§ **What this task involves**:
Would you set down each line of the data below exactly?

★ ★ ★

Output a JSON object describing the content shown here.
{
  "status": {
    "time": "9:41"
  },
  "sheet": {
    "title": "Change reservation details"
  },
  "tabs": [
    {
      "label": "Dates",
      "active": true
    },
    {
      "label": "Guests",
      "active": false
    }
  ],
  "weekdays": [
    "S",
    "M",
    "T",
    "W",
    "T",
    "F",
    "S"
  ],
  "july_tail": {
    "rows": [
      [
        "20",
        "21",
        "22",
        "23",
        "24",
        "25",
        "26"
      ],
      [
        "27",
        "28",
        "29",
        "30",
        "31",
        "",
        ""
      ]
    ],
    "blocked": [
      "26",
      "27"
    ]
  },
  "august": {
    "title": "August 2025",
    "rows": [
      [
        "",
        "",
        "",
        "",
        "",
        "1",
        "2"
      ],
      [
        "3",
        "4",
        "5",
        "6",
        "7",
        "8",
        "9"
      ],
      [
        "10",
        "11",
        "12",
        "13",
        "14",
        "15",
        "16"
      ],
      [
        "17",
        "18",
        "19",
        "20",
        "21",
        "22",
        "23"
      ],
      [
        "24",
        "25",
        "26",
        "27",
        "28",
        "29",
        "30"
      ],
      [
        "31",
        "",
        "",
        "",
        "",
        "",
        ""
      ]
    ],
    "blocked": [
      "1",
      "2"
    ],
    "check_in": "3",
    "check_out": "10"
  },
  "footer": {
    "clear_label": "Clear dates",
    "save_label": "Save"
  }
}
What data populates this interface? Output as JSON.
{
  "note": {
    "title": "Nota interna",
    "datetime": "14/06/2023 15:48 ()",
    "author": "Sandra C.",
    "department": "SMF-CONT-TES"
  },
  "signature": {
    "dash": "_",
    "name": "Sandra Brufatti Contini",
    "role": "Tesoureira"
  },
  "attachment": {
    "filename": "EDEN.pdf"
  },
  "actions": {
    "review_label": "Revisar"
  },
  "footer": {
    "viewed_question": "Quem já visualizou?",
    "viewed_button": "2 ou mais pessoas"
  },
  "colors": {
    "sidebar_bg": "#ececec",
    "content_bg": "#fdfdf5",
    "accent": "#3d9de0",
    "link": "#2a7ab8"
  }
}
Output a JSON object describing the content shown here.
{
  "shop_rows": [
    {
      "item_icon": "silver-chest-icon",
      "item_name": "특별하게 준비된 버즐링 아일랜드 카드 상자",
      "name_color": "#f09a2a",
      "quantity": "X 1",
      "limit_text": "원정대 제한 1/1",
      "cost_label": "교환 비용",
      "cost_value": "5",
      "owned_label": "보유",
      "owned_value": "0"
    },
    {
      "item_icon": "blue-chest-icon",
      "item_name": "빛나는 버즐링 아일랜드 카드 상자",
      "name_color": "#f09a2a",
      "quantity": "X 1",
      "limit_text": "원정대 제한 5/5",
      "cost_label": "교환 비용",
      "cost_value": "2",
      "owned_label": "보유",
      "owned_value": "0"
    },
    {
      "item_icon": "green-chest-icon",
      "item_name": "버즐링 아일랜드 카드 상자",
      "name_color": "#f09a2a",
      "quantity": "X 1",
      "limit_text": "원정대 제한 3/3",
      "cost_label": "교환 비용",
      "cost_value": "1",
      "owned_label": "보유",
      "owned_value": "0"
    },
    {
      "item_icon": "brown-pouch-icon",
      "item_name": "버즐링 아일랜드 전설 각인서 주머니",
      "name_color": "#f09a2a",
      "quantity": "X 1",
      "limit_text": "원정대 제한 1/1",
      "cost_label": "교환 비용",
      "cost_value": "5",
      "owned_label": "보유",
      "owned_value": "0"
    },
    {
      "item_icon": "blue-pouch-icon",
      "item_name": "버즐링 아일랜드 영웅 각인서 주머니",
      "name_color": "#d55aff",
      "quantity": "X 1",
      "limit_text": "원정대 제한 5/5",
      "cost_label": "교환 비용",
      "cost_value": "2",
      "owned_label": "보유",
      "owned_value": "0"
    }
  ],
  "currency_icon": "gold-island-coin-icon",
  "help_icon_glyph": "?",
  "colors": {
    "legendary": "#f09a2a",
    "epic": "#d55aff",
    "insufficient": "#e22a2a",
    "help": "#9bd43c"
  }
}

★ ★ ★

§ **Output for this task**:
Output a JSON object describing the content shown here.
{
  "status": {
    "time": "9:41"
  },
  "sheet": {
    "title": "Change reservation details"
  },
  "tabs": [
    {
      "label": "Dates",
      "active": true
    },
    {
      "label": "Guests",
      "active": false
    }
  ],
  "weekdays": [
    "S",
    "M",
    "T",
    "W",
    "T",
    "F",
    "S"
  ],
  "july_tail": {
    "rows": [
      [
        "20",
        "21",
        "22",
        "23",
        "24",
        "25",
        "26"
      ],
      [
        "27",
        "28",
        "29",
        "30",
        "31",
        "",
        ""
      ]
    ],
    "blocked": [
      "26",
      "27"
    ]
  },
  "august": {
    "title": "August 2025",
    "rows": [
      [
        "",
        "",
        "",
        "",
        "",
        "1",
        "2"
      ],
      [
        "3",
        "4",
        "5",
        "6",
        "7",
        "8",
        "9"
      ],
      [
        "10",
        "11",
        "12",
        "13",
        "14",
        "15",
        "16"
      ],
      [
        "17",
        "18",
        "19",
        "20",
        "21",
        "22",
        "23"
      ],
      [
        "24",
        "25",
        "26",
        "27",
        "28",
        "29",
        "30"
      ],
      [
        "31",
        "",
        "",
        "",
        "",
        "",
        ""
      ]
    ],
    "blocked": [
      "1",
      "2"
    ],
    "check_in": "3",
    "check_out": "10"
  },
  "footer": {
    "clear_label": "Clear dates",
    "save_label": "Save"
  }
}
What data populates this interface? Output as JSON.
{
  "note": {
    "title": "Nota interna",
    "datetime": "14/06/2023 15:48 ()",
    "author": "Sandra C.",
    "department": "SMF-CONT-TES"
  },
  "signature": {
    "dash": "_",
    "name": "Sandra Brufatti Contini",
    "role": "Tesoureira"
  },
  "attachment": {
    "filename": "EDEN.pdf"
  },
  "actions": {
    "review_label": "Revisar"
  },
  "footer": {
    "viewed_question": "Quem já visualizou?",
    "viewed_button": "2 ou mais pessoas"
  },
  "colors": {
    "sidebar_bg": "#ececec",
    "content_bg": "#fdfdf5",
    "accent": "#3d9de0",
    "link": "#2a7ab8"
  }
}
Output a JSON object describing the content shown here.
{
  "shop_rows": [
    {
      "item_icon": "silver-chest-icon",
      "item_name": "특별하게 준비된 버즐링 아일랜드 카드 상자",
      "name_color": "#f09a2a",
      "quantity": "X 1",
      "limit_text": "원정대 제한 1/1",
      "cost_label": "교환 비용",
      "cost_value": "5",
      "owned_label": "보유",
      "owned_value": "0"
    },
    {
      "item_icon": "blue-chest-icon",
      "item_name": "빛나는 버즐링 아일랜드 카드 상자",
      "name_color": "#f09a2a",
      "quantity": "X 1",
      "limit_text": "원정대 제한 5/5",
      "cost_label": "교환 비용",
      "cost_value": "2",
      "owned_label": "보유",
      "owned_value": "0"
    },
    {
      "item_icon": "green-chest-icon",
      "item_name": "버즐링 아일랜드 카드 상자",
      "name_color": "#f09a2a",
      "quantity": "X 1",
      "limit_text": "원정대 제한 3/3",
      "cost_label": "교환 비용",
      "cost_value": "1",
      "owned_label": "보유",
      "owned_value": "0"
    },
    {
      "item_icon": "brown-pouch-icon",
      "item_name": "버즐링 아일랜드 전설 각인서 주머니",
      "name_color": "#f09a2a",
      "quantity": "X 1",
      "limit_text": "원정대 제한 1/1",
      "cost_label": "교환 비용",
      "cost_value": "5",
      "owned_label": "보유",
      "owned_value": "0"
    },
    {
      "item_icon": "blue-pouch-icon",
      "item_name": "버즐링 아일랜드 영웅 각인서 주머니",
      "name_color": "#d55aff",
      "quantity": "X 1",
      "limit_text": "원정대 제한 5/5",
      "cost_label": "교환 비용",
      "cost_value": "2",
      "owned_label": "보유",
      "owned_value": "0"
    }
  ],
  "currency_icon": "gold-island-coin-icon",
  "help_icon_glyph": "?",
  "colors": {
    "legendary": "#f09a2a",
    "epic": "#d55aff",
    "insufficient": "#e22a2a",
    "help": "#9bd43c"
  }
}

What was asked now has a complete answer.